[Opening SOURCE INFORMATION section]

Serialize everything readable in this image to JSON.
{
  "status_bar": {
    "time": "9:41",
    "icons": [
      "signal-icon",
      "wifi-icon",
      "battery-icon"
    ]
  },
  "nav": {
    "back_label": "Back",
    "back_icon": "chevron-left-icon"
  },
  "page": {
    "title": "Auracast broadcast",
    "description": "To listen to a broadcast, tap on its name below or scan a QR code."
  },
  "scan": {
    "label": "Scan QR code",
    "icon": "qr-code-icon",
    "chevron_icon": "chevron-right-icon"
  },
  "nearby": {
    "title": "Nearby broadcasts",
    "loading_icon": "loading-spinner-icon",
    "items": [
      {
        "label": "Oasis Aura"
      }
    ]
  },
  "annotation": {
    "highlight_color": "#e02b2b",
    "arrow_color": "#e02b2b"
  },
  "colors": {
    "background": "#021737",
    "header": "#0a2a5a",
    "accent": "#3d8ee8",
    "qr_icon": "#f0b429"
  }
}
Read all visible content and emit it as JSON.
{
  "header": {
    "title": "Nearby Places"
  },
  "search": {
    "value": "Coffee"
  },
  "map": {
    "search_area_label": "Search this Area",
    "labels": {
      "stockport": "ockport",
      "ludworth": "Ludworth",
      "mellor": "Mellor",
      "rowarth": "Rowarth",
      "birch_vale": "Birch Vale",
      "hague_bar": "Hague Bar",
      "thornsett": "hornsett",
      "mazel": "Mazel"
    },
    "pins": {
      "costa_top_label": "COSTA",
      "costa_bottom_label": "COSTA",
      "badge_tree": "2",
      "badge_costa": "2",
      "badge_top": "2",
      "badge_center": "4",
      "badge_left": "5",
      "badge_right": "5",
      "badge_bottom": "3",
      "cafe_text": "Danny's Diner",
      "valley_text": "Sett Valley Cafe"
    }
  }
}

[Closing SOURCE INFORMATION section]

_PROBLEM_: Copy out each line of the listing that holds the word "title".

_TASK ANSWER_:
    "title": "Auracast broadcast",
    "title": "Nearby broadcasts",
    "title": "Nearby Places"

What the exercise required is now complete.